We can further say with regards to Mazel Adar Dagim; why dagim-fish? What do fish have to do with simcha?
Every instance of renewal brings joy. Joy is a natural reaction to something new. Rabbi Shimshon Pincus zt”l writes that this is the reason why the Mazel of Adar is fish. Fish have a unique characteristic that they are the only creatures that propagate in multitudes.
According to the calendrical system that the year starts with the month of Nissan, Adar is the last month of the year. At the conclusion of the year there is a feeling of yiush, disappointment; a whole year went by and what did I accomplish? The symbolism of the fish at the end year is that one should look ahead at the renewal represented by fish that are fruitful and multiply – this is the epitome of renewal as a new brood of fish are born.

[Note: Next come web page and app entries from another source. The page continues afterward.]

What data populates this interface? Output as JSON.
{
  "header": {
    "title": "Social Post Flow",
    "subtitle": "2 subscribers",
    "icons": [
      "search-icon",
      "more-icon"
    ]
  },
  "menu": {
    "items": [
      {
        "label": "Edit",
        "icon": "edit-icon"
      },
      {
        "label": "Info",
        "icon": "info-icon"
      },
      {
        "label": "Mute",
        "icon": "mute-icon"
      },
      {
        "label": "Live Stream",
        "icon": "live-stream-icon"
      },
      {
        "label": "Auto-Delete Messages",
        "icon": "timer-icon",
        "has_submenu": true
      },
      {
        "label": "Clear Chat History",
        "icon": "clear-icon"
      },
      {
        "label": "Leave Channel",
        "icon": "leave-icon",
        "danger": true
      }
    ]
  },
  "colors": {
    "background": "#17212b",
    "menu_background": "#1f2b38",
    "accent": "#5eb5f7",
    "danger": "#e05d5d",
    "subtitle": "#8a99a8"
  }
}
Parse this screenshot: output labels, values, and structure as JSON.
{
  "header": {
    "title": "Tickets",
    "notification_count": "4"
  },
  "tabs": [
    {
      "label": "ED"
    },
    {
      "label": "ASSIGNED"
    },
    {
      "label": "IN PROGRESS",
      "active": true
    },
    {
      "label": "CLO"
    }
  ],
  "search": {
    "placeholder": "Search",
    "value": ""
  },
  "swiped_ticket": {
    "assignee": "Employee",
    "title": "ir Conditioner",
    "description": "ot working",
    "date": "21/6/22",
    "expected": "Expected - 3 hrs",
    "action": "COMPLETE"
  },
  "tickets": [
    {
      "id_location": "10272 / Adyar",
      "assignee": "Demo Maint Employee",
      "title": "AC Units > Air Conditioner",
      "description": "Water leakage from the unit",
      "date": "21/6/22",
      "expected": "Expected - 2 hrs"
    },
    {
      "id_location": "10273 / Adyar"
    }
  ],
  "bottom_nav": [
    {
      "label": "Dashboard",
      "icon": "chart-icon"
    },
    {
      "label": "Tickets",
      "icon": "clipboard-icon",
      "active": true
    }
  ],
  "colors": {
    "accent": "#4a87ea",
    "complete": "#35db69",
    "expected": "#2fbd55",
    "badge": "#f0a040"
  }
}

The newness inherent in fish, as with every form of renewal should bring to mind feelings of joy and happiness. Thus, Mazel Adar Dagim – fish – is the symbol of simcha.
Let’s take that simcha and carry it throughout the year. The year is a cycle. Even as one year ends, a new year begins without pause, it’s like a never ending circle. Although there is a time for everything, לַכֹּל זְמָן וְעֵת לְכָל־חֵפֶץ תַּחַת הַשָּׁמָיִם… עֵת לִבְכּוֹת וְעֵת לִשְׂחוֹק עֵת סְפוֹד וְעֵת רְקוֹד:, There is a time to cry and a time to weep, a time to mourn and a time to dance, nevertheless, those times imply a change in circumstances. However, simcha, joy, is a year-round endeavor. In Adar we need to do more to bring out the joy inherent in this most auspicious month.